** Opening Raw data block **
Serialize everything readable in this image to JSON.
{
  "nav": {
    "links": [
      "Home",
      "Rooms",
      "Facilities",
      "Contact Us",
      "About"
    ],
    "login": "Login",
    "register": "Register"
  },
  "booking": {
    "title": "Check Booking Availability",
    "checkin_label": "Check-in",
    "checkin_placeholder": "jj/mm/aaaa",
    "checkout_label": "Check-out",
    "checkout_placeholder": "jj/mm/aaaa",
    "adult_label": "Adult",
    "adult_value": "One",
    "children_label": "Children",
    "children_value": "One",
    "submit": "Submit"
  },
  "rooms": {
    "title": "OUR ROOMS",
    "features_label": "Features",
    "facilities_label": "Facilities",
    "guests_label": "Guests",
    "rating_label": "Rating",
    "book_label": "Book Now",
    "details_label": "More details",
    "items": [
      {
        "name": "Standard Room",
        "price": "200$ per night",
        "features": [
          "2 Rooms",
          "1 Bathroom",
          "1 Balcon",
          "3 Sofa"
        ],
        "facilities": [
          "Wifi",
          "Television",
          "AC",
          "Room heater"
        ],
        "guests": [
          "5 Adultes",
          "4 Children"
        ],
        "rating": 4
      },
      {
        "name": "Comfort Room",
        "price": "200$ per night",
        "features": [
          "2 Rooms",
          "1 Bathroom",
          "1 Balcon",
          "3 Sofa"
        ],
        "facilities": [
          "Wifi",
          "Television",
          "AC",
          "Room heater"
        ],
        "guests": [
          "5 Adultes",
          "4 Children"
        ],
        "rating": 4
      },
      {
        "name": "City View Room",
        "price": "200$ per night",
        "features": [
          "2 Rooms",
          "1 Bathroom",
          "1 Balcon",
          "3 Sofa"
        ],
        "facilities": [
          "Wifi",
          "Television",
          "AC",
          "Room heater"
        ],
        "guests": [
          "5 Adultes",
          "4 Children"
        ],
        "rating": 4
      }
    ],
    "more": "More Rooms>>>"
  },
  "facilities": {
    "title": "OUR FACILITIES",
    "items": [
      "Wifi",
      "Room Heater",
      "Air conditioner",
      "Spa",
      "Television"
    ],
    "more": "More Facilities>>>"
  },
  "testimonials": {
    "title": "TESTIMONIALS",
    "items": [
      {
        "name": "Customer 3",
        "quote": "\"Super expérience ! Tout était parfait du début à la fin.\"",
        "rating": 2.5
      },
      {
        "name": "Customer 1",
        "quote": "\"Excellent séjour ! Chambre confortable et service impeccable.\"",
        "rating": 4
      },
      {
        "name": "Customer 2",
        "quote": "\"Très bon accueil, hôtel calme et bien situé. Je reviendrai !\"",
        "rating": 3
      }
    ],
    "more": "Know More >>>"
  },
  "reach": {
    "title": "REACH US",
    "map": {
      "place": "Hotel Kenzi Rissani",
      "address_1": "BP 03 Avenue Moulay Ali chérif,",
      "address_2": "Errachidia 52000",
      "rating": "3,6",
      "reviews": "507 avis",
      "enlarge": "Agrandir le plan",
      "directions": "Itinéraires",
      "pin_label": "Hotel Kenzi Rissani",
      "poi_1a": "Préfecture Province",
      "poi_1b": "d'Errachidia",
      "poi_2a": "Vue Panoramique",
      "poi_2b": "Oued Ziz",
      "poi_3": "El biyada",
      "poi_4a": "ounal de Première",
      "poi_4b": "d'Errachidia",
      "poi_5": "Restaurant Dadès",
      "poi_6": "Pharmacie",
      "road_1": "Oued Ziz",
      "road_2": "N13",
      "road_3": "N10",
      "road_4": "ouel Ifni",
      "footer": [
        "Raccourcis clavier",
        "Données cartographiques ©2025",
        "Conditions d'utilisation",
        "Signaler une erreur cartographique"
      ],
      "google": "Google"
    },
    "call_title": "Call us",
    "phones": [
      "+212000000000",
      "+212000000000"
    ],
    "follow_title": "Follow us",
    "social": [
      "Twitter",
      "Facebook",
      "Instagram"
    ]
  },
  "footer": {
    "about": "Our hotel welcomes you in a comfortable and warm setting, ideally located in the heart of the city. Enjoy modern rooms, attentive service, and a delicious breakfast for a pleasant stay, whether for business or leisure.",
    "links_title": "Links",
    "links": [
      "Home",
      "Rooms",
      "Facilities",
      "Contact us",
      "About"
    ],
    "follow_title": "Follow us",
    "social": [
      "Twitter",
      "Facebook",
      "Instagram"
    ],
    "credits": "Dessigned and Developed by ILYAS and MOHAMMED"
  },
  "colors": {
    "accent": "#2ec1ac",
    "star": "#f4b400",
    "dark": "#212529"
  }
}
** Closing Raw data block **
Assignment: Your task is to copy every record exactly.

Expected answer:
Serialize everything readable in this image to JSON.
{
  "nav": {
    "links": [
      "Home",
      "Rooms",
      "Facilities",
      "Contact Us",
      "About"
    ],
    "login": "Login",
    "register": "Register"
  },
  "booking": {
    "title": "Check Booking Availability",
    "checkin_label": "Check-in",
    "checkin_placeholder": "jj/mm/aaaa",
    "checkout_label": "Check-out",
    "checkout_placeholder": "jj/mm/aaaa",
    "adult_label": "Adult",
    "adult_value": "One",
    "children_label": "Children",
    "children_value": "One",
    "submit": "Submit"
  },
  "rooms": {
    "title": "OUR ROOMS",
    "features_label": "Features",
    "facilities_label": "Facilities",
    "guests_label": "Guests",
    "rating_label": "Rating",
    "book_label": "Book Now",
    "details_label": "More details",
    "items": [
      {
        "name": "Standard Room",
        "price": "200$ per night",
        "features": [
          "2 Rooms",
          "1 Bathroom",
          "1 Balcon",
          "3 Sofa"
        ],
        "facilities": [
          "Wifi",
          "Television",
          "AC",
          "Room heater"
        ],
        "guests": [
          "5 Adultes",
          "4 Children"
        ],
        "rating": 4
      },
      {
        "name": "Comfort Room",
        "price": "200$ per night",
        "features": [
          "2 Rooms",
          "1 Bathroom",
          "1 Balcon",
          "3 Sofa"
        ],
        "facilities": [
          "Wifi",
          "Television",
          "AC",
          "Room heater"
        ],
        "guests": [
          "5 Adultes",
          "4 Children"
        ],
        "rating": 4
      },
      {
        "name": "City View Room",
        "price": "200$ per night",
        "features": [
          "2 Rooms",
          "1 Bathroom",
          "1 Balcon",
          "3 Sofa"
        ],
        "facilities": [
          "Wifi",
          "Television",
          "AC",
          "Room heater"
        ],
        "guests": [
          "5 Adultes",
          "4 Children"
        ],
        "rating": 4
      }
    ],
    "more": "More Rooms>>>"
  },
  "facilities": {
    "title": "OUR FACILITIES",
    "items": [
      "Wifi",
      "Room Heater",
      "Air conditioner",
      "Spa",
      "Television"
    ],
    "more": "More Facilities>>>"
  },
  "testimonials": {
    "title": "TESTIMONIALS",
    "items": [
      {
        "name": "Customer 3",
        "quote": "\"Super expérience ! Tout était parfait du début à la fin.\"",
        "rating": 2.5
      },
      {
        "name": "Customer 1",
        "quote": "\"Excellent séjour ! Chambre confortable et service impeccable.\"",
        "rating": 4
      },
      {
        "name": "Customer 2",
        "quote": "\"Très bon accueil, hôtel calme et bien situé. Je reviendrai !\"",
        "rating": 3
      }
    ],
    "more": "Know More >>>"
  },
  "reach": {
    "title": "REACH US",
    "map": {
      "place": "Hotel Kenzi Rissani",
      "address_1": "BP 03 Avenue Moulay Ali chérif,",
      "address_2": "Errachidia 52000",
      "rating": "3,6",
      "reviews": "507 avis",
      "enlarge": "Agrandir le plan",
      "directions": "Itinéraires",
      "pin_label": "Hotel Kenzi Rissani",
      "poi_1a": "Préfecture Province",
      "poi_1b": "d'Errachidia",
      "poi_2a": "Vue Panoramique",
      "poi_2b": "Oued Ziz",
      "poi_3": "El biyada",
      "poi_4a": "ounal de Première",
      "poi_4b": "d'Errachidia",
      "poi_5": "Restaurant Dadès",
      "poi_6": "Pharmacie",
      "road_1": "Oued Ziz",
      "road_2": "N13",
      "road_3": "N10",
      "road_4": "ouel Ifni",
      "footer": [
        "Raccourcis clavier",
        "Données cartographiques ©2025",
        "Conditions d'utilisation",
        "Signaler une erreur cartographique"
      ],
      "google": "Google"
    },
    "call_title": "Call us",
    "phones": [
      "+212000000000",
      "+212000000000"
    ],
    "follow_title": "Follow us",
    "social": [
      "Twitter",
      "Facebook",
      "Instagram"
    ]
  },
  "footer": {
    "about": "Our hotel welcomes you in a comfortable and warm setting, ideally located in the heart of the city. Enjoy modern rooms, attentive service, and a delicious breakfast for a pleasant stay, whether for business or leisure.",
    "links_title": "Links",
    "links": [
      "Home",
      "Rooms",
      "Facilities",
      "Contact us",
      "About"
    ],
    "follow_title": "Follow us",
    "social": [
      "Twitter",
      "Facebook",
      "Instagram"
    ],
    "credits": "Dessigned and Developed by ILYAS and MOHAMMED"
  },
  "colors": {
    "accent": "#2ec1ac",
    "star": "#f4b400",
    "dark": "#212529"
  }
}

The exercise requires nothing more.